The actress and singer Audra McDonald is one of the most spectacularly talented and versatile artists of her generation. She’s won a record-setting six performance Tony Awards, as well as two Grammys and an Emmy, and become a Broadway legend for performances in the likes of “The Gershwins’ Porgy and Bess” and “Lady Day at the Emerson Bar and Grille.” Her success opened doors for African-American and other minority actors on Broadway, helping pave the way for shows like “Hamilton.” An activist for marriage equality, homeless children, and abandoned animals, McDonald is also a classically trained singer who does frequent concert tours. She’ll be appearing with longtime friend Michael Tilson Thomas at the New World Symphony gala on Miami Beach on Feb. 11.
Miami.com talked to McDonald about breaking barriers, appearing in the reboot of Disney’s “Beauty and the Beast,” and becoming a mom for the second time at age 46; she and actor husband Will Swenson are proud parents to three-month-old daughter Sally James.
How did you get to know Michael Tilson Thomas, and what are you singing at the gala?
He basically launched my concert career. I was doing “Ragtime” [in 1998] and out of the blue he asked if I would sing something from “Porgy and Bess” at Carnegie Hall with the San Francisco Symphony. I thought ‘That sounds like a challenge, I’d better do it.’ He’s always been a very good mentor. I never feel nervous on stage with him, I just feel safe and protected, which is great. [At the gala] I’ll be doing some Gershwin and Bernstein, probably a little Jules Styne – classics from the great American songbook.
You’re a new mother again in your 40s. What has that been like?
It was quite a shock to find myself in this situation again. I was three months from turning 46 when I found out. But the second time around you know what getting into. You’re forewarned though not necessarily forearmed. But she’s a joy. I feel blessed that this happened, because I didn’t think it could happen again at this point in my life. Also, it’s great to have a before and after with my older daughter [Zoe, 15.] I know she won’t always be getting up at 2 a.m. And then the next thing you know they’re 16.
What was it like to play Garderobe in the new “Beauty and the Beast”?
It was an incredibly rewarding experience just being on that set. Even though you could see the machinations and how things were happening, it was very intense and remarkable and gorgeous. Sometimes I’d just wander around the castle between takes. I’m pleased that they decided to use an African American actor in this part, that’s important. And it was fun to play a larger than life character. My character has no subtleties at all.

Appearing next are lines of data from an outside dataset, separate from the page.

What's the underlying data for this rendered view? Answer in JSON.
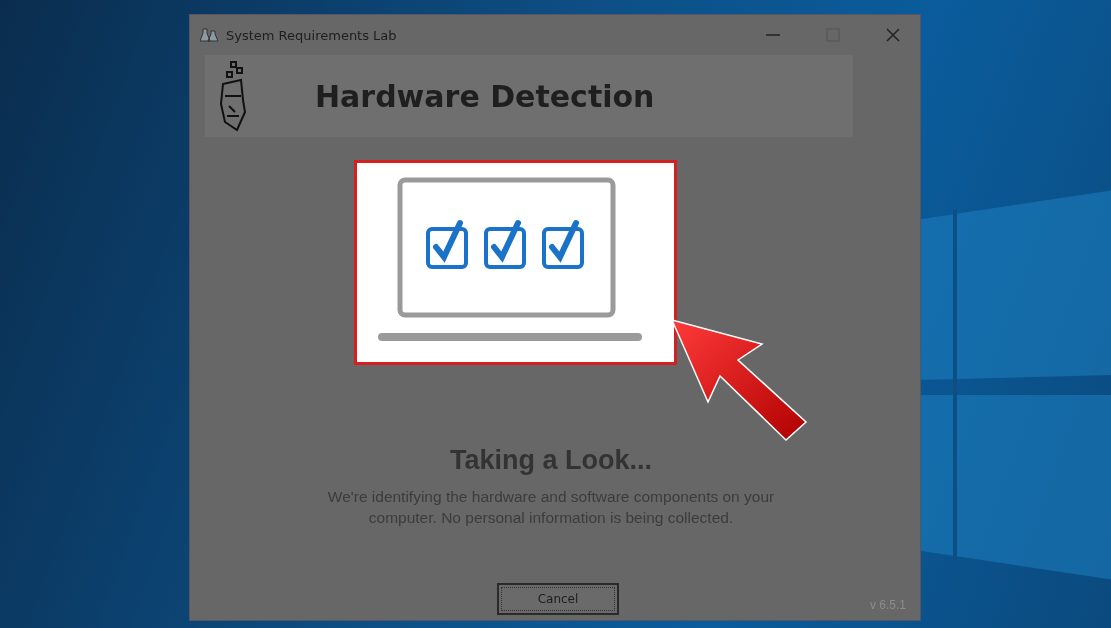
{
  "window": {
    "title": "System Requirements Lab"
  },
  "header": {
    "title": "Hardware Detection"
  },
  "status": {
    "heading": "Taking a Look...",
    "description": "We're identifying the hardware and software components on your computer. No personal information is being collected."
  },
  "footer": {
    "button": "Cancel",
    "version": "v 6.5.1"
  }
}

You were a pioneer in diversifying Broadway. What gave you the confidence to do that? How far do you think theater has come in being more inclusive?
What kept me going was that Broadway was the only thing I ever wanted to do. I didn’t care what I played. In the early days I auditioned for everything. I auditioned for the ensemble of “Beauty and the Beast” and didn’t get cast. There was no “let me see what I can do with this.” It was “I want to do this.” That’s what kept me going, drive and love of the art form. Also being very lucky. [Director] Nicholas Hytner had the vision to cast me in “Carousel” [in 1994.] He made the entire cast multi-racial, that’s just how it was. It’s not always the case to be that lucky out of the gate. Now I think there’s much more awareness in the Broadway and theater community than there’s ever been in how things are cast. More and more people are aware of ‘what colors am I seeing onstage?’ – more than ever before.
Did you participate in the Women’s Marches the day after the inauguration?
I marched in New York with my older daughter. It was absolutely amazing, a wonderful feeling. The streets were packed, there was a lot of solidarity. It gave me a lot of hope.
Do you think the advances we’ve made in how this country treats different races, cultures and sexual preferences are threatened under the new administration? What do you think people should do?
I don’t have all the answers but I absolutely feel civil liberties for everybody are under threat with this administration. Our democracy is under threat with this administration. Especially for people of color and the LGBTQ and immigrant communities. We’ve got tough times ahead. People need to be vocal and play a part in this democracy and fight for this democracy as much as they can. Get out and vote, volunteer, support organizations that are supporting the people that feel under attack by this administration. We cannot stay silent.
Right now for me performing is a great way to get out all my emotions by pouring it into my art. Some of the greatest art we have comes out of tumultuous times.
What’s your advice to girls and young women who want to sing or act?
AM – In the most practical sense I would say to get onstage anywhere. It doesn’t have to be Broadway to start. The experience of being onstage in front of a live audience is the same, whether it’s Broadway or Carnegie Hall or school or a church basement. Any time spent onstage is so valuable. You have to throw yourself into anything you can. And never say no to yourself. There are going to be enough people saying no to you. Say yes to yourself.